Keep only those lines of the records that include the string "cpuhp".

[Element data from apps and pages]
········
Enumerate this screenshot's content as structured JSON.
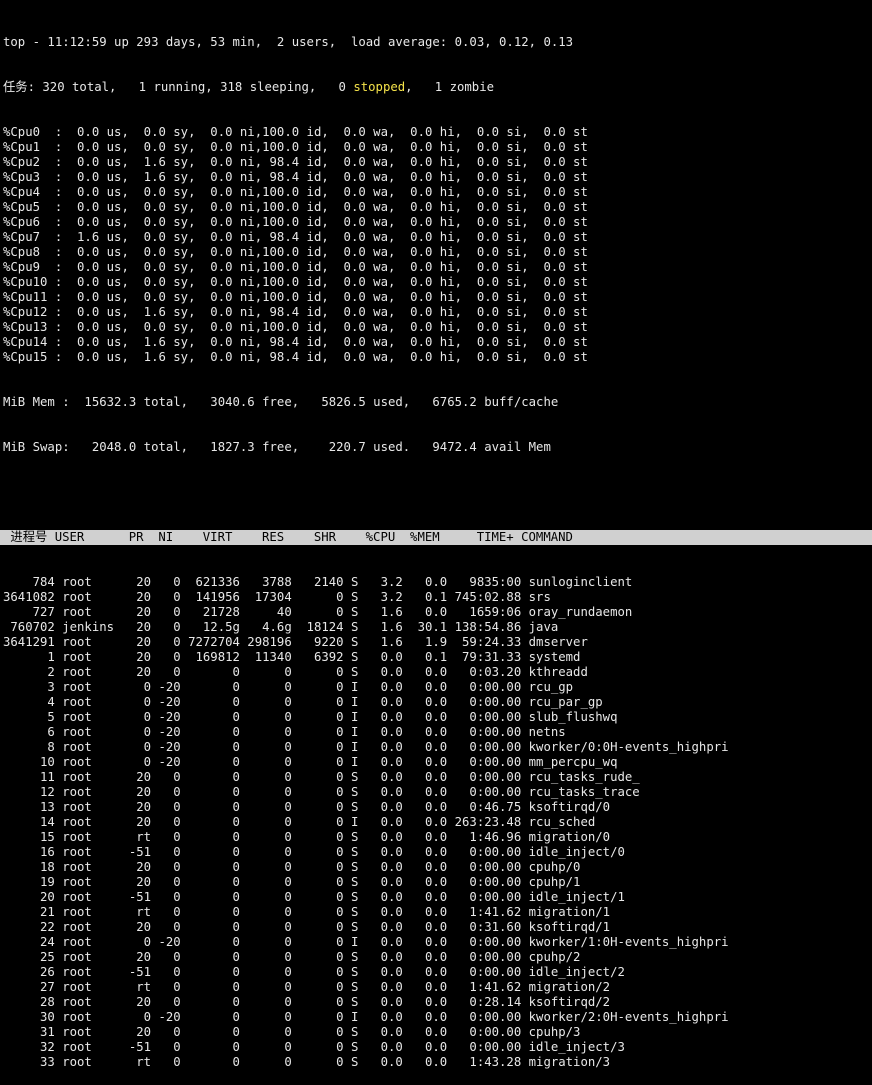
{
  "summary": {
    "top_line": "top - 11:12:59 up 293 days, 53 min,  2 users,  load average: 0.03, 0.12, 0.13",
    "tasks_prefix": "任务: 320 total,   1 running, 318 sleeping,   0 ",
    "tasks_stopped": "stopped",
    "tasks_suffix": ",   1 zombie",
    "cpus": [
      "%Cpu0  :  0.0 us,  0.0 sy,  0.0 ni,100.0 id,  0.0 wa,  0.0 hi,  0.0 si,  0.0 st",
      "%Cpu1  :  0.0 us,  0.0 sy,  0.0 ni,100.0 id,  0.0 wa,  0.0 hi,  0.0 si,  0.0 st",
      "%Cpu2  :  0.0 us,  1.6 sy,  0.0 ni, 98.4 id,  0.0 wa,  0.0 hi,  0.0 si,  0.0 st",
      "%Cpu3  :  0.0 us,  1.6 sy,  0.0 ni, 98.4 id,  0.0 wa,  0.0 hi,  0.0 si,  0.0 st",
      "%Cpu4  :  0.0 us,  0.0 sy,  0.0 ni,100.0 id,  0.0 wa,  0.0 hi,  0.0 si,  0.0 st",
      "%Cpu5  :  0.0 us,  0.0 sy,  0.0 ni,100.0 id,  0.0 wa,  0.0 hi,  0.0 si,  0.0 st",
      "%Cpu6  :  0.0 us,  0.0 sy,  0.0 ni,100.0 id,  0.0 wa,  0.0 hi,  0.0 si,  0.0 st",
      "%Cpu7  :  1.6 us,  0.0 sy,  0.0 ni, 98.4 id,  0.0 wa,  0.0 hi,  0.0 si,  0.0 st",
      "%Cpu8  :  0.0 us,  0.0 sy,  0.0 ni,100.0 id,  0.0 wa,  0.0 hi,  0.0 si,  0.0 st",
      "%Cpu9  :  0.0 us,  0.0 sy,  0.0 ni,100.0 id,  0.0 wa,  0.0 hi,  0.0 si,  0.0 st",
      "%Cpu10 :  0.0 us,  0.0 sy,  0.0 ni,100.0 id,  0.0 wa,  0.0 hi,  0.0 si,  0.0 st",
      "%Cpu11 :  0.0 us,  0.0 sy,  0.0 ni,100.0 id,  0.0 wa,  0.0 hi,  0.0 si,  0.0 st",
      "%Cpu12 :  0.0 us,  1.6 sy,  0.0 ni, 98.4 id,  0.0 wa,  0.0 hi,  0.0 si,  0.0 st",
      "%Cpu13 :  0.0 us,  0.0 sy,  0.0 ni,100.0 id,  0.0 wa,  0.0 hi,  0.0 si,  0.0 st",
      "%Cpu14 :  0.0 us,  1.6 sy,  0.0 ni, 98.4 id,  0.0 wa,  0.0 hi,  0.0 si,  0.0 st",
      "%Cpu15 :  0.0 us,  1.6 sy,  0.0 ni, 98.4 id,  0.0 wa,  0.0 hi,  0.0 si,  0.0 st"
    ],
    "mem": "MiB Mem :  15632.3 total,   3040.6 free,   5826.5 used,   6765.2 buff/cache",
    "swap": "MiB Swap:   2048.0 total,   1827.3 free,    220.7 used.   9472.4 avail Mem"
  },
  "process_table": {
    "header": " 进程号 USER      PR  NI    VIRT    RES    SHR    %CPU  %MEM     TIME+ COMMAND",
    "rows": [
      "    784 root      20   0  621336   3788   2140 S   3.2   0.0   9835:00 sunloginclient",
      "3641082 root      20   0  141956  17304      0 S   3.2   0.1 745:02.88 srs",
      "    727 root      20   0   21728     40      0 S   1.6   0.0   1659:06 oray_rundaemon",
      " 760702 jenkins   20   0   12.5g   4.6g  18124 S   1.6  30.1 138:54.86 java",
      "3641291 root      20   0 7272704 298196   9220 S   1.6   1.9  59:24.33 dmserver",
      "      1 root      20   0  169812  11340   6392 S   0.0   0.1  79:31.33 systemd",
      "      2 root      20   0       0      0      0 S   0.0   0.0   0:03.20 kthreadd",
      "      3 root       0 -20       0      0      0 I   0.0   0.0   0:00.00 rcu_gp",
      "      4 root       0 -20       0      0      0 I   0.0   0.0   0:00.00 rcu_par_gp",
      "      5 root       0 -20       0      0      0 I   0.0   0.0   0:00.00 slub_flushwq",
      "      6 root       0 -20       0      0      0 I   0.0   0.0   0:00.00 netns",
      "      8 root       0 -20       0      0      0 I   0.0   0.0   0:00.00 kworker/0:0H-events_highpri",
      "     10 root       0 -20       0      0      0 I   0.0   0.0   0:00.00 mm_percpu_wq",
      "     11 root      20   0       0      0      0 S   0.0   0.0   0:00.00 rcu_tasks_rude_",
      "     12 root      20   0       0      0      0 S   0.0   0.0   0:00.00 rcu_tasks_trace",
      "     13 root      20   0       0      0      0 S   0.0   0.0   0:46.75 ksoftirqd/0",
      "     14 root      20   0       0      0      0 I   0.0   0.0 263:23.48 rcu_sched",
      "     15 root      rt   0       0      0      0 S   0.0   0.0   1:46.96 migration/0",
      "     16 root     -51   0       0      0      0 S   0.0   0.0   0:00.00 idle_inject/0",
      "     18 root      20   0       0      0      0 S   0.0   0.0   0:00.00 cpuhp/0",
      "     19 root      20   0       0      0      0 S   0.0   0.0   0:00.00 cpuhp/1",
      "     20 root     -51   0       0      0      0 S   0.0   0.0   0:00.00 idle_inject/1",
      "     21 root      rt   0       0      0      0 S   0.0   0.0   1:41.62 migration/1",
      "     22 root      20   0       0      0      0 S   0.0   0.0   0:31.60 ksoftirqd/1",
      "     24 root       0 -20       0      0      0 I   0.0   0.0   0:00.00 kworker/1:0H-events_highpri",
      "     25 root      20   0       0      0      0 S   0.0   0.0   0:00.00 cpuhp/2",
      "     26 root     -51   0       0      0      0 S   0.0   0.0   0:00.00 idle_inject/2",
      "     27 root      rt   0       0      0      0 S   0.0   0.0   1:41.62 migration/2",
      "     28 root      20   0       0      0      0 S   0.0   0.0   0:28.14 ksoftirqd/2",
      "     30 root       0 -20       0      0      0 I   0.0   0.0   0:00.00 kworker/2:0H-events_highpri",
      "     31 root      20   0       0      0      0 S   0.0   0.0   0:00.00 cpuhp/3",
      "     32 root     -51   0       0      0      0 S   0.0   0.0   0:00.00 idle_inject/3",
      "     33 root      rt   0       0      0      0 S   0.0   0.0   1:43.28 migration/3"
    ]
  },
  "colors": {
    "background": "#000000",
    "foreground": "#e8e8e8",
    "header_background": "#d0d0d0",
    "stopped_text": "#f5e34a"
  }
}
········
### ANSWER TO THE EXERCISE
      "     18 root      20   0       0      0      0 S   0.0   0.0   0:00.00 cpuhp/0",
      "     19 root      20   0       0      0      0 S   0.0   0.0   0:00.00 cpuhp/1",
      "     25 root      20   0       0      0      0 S   0.0   0.0   0:00.00 cpuhp/2",
      "     31 root      20   0       0      0      0 S   0.0   0.0   0:00.00 cpuhp/3",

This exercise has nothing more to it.